25 November 2009, Rome - The text of a new treaty that aims to close fishing ports to ships involved in illegal, unreported and unregulated (IUU) fishing has been approved by FAO's governing Conference. Once it enters into force, it will be the first ever legally binding international treaty focused specifically on this problem. It will also be  the only one to enlist so-called "non-flag states" in the fight against IUU fishing, alongside flag states that are primarily responsible for the conduct of vessels flying their flags on the high seas.

The "Agreement on Port State Measures to Prevent, Deter and Eliminate Illegal, Unreported and Unregulated Fishing" is set to enter into force once 25 countries have ratified it.

The first eleven FAO members—Angola, Brazil, Chile, the European Community, Indonesia, Iceland, Norway, Samoa, Sierra Leone, the United States and Uruguay—signed the treaty immediately following its approval by the Conference.

Signatures represent a signal of support for the Agreement and are a first step in the process, followed by ratification at the national level and then official notification of ratification to FAO. Governments who ratify the treaty will commit themselves to prevent, deter and eventually eliminate IUU fishing including by taking steps to guard their ports against vessels engaged in IUU fishing, thereby preventing fish from such vessels from entering international markets.

Milestone achievement

"This is the most significant international treaty dealing with fisheries since the 1995 UN Fish Stocks Agreement," said Ichiro Nomura, Assistant Director-General of FAO's Fisheries Department.

"It's a milestone achievement—no longer will we solely rely on the ability of fishing nations to monitor behaviour by vessels flying their flags on the open waters of the oceans—now countries are committing to taking steps to identify, report and deny entry to offenders at ports where fishing fleets are received. That's a key back-door that will be slammed shut with the new international treaty," he added.
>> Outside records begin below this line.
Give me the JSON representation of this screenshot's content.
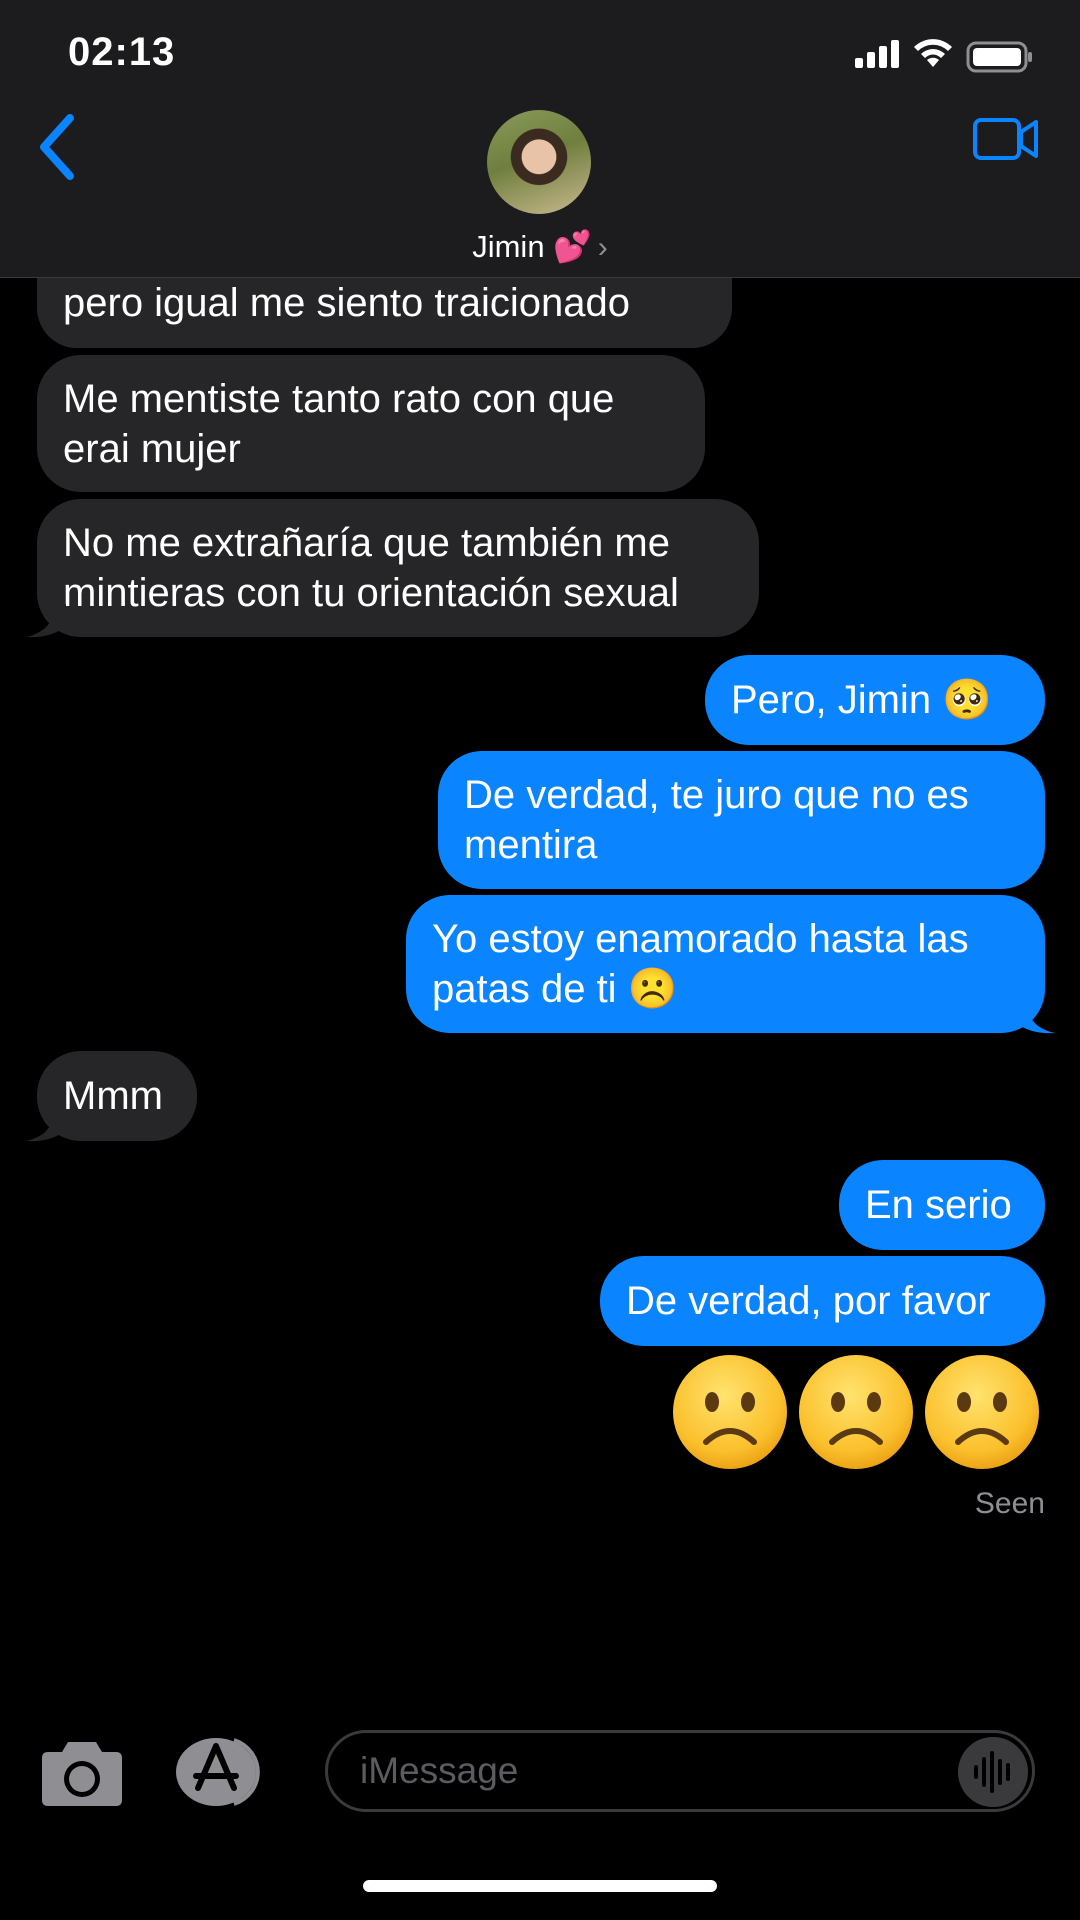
{
  "status_bar": {
    "time": "02:13"
  },
  "header": {
    "contact_name": "Jimin 💕",
    "chevron": "›"
  },
  "icons": {
    "back": "chevron-left-icon",
    "video": "video-camera-icon",
    "camera": "camera-icon",
    "appstore": "app-store-icon",
    "audio": "audio-waveform-icon"
  },
  "colors": {
    "accent": "#0a84ff",
    "received_bubble": "#262628",
    "header_bg": "#1c1c1e",
    "background": "#000000"
  },
  "messages": [
    {
      "direction": "received",
      "text": "pero igual me siento traicionado"
    },
    {
      "direction": "received",
      "text": "Me mentiste tanto rato con que erai mujer"
    },
    {
      "direction": "received",
      "text": "No me extrañaría que también me mintieras con tu orientación sexual"
    },
    {
      "direction": "sent",
      "text": "Pero, Jimin 🥺"
    },
    {
      "direction": "sent",
      "text": "De verdad, te juro que no es mentira"
    },
    {
      "direction": "sent",
      "text": "Yo estoy enamorado hasta las patas de ti ☹️"
    },
    {
      "direction": "received",
      "text": "Mmm"
    },
    {
      "direction": "sent",
      "text": "En serio"
    },
    {
      "direction": "sent",
      "text": "De verdad, por favor"
    },
    {
      "direction": "sent",
      "text": "☹️☹️☹️",
      "jumbo_emoji_count": 3
    }
  ],
  "read_receipt": "Seen",
  "input": {
    "placeholder": "iMessage",
    "value": ""
  }
}
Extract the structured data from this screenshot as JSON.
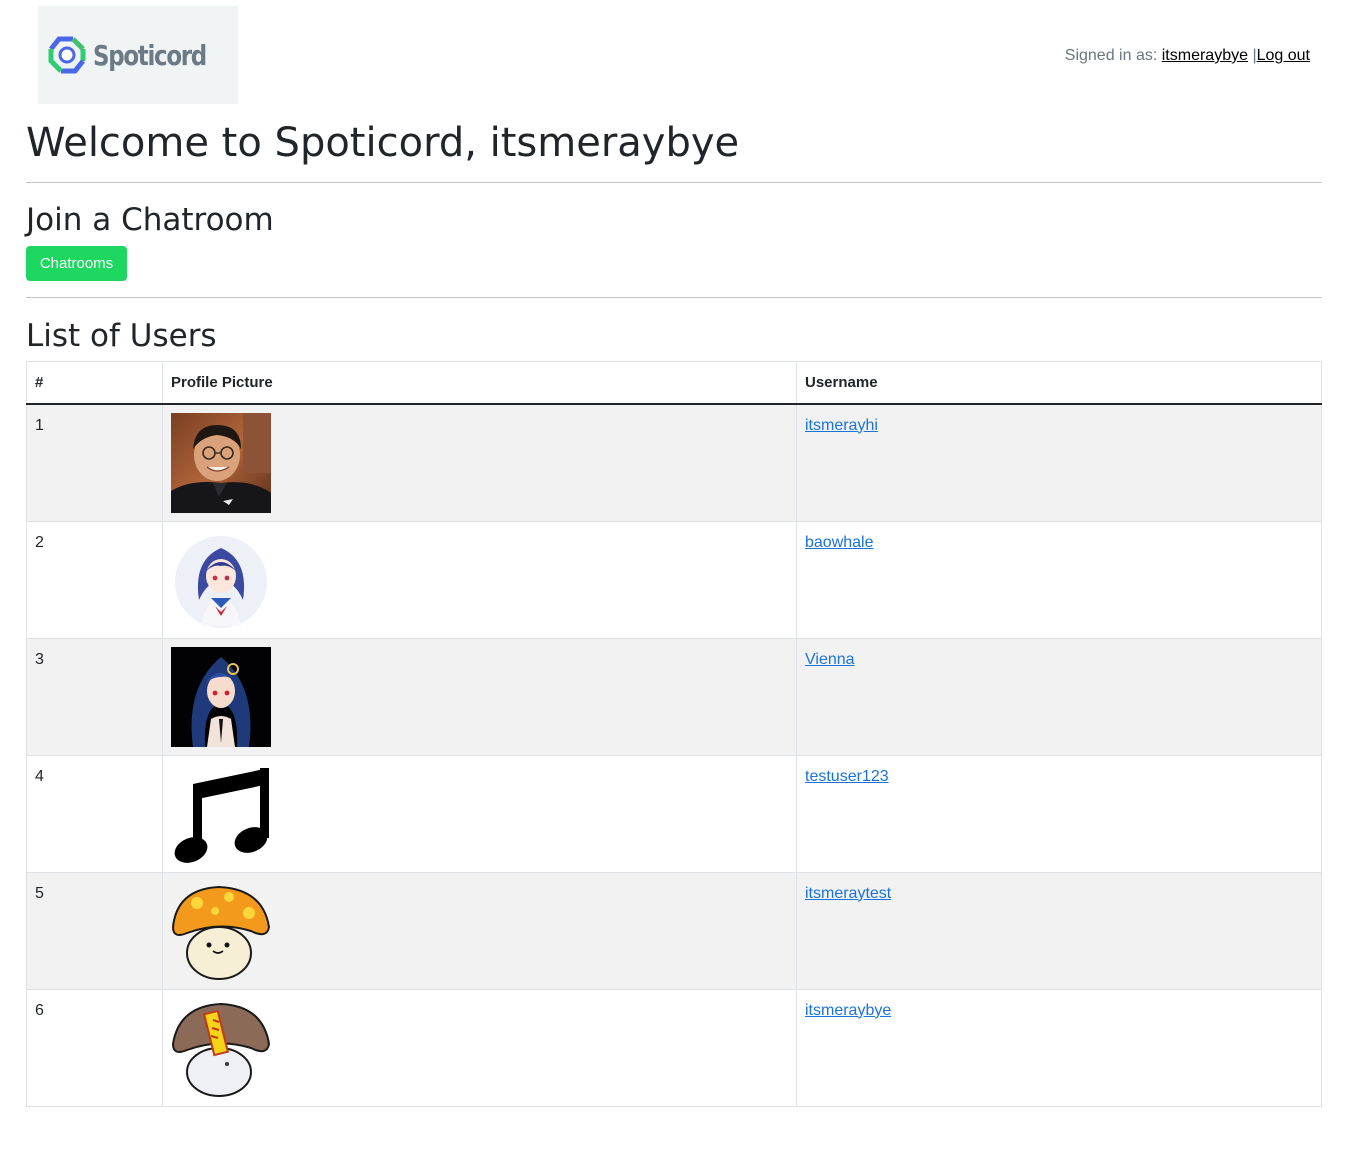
{
  "header": {
    "brand": "Spoticord",
    "signed_in_prefix": "Signed in as:",
    "username": "itsmeraybye",
    "separator": "|",
    "logout_label": "Log out"
  },
  "welcome_title": "Welcome to Spoticord, itsmeraybye",
  "join_section": {
    "heading": "Join a Chatroom",
    "button_label": "Chatrooms"
  },
  "users_section": {
    "heading": "List of Users",
    "columns": [
      "#",
      "Profile Picture",
      "Username"
    ],
    "rows": [
      {
        "num": "1",
        "username": "itsmerayhi",
        "avatar": "photo-avatar"
      },
      {
        "num": "2",
        "username": "baowhale",
        "avatar": "anime-girl-round-avatar"
      },
      {
        "num": "3",
        "username": "Vienna",
        "avatar": "anime-girl-dark-avatar"
      },
      {
        "num": "4",
        "username": "testuser123",
        "avatar": "music-note-avatar"
      },
      {
        "num": "5",
        "username": "itsmeraytest",
        "avatar": "orange-mushroom-avatar"
      },
      {
        "num": "6",
        "username": "itsmeraybye",
        "avatar": "brown-mushroom-avatar"
      }
    ]
  },
  "colors": {
    "accent_green": "#1ed760",
    "link_blue": "#1a73d9",
    "stripe": "#f2f2f2"
  }
}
An insidious problem with far reaching consequences

By frustrating responsible management, IUU fishing damages the productivity of fisheries and could lead to their collapse. That's a serious problem for the people who depend on these resources for food and income.

Operating without proper authorization, catching protected species, using outlawed types of gear or disregarding catch quotas are among the most common IUU fishing activities.

While there are ways to combat IUU fishing at sea, they are often expensive and for developing countries, they can be difficult to implement, given the large ocean spaces that need to be monitored and the costs of the required technology.

As a result, port State measures are widely viewed as one of the best and most efficient ways to fight IUU fishing.

Key measures that port States signing the treaty will commit to include:

  • Foreign fishing vessels wishing to dock will be required to request permission from designated ports ahead of time, transmitting information on their activities and the fish they have on board. This will give authorities an opportunity to spot any red flags in advance.
  • Port States will conduct regular inspections of ships according to a common set of standards. Reviews of ship papers, surveys of fishing gear, examining catches and checking a ship's records can often reveal if it has engaged in IUU fishing.
  • They also must ensure that ports are adequately equipped and inspectors properly trained.
  • When a vessel is denied access, port states must communicate that information publicly and national authorities of the country whose flag the vessel is flying must take follow-up action.


These measures apply to foreign fishing vessels not flying the flag of port states, however countries can apply them to their own fishing fleets as well.

Parties to the agreement are obliged to undertake regular monitoring of compliance, with a major review scheduled to occur four years after the Agreement first takes effect.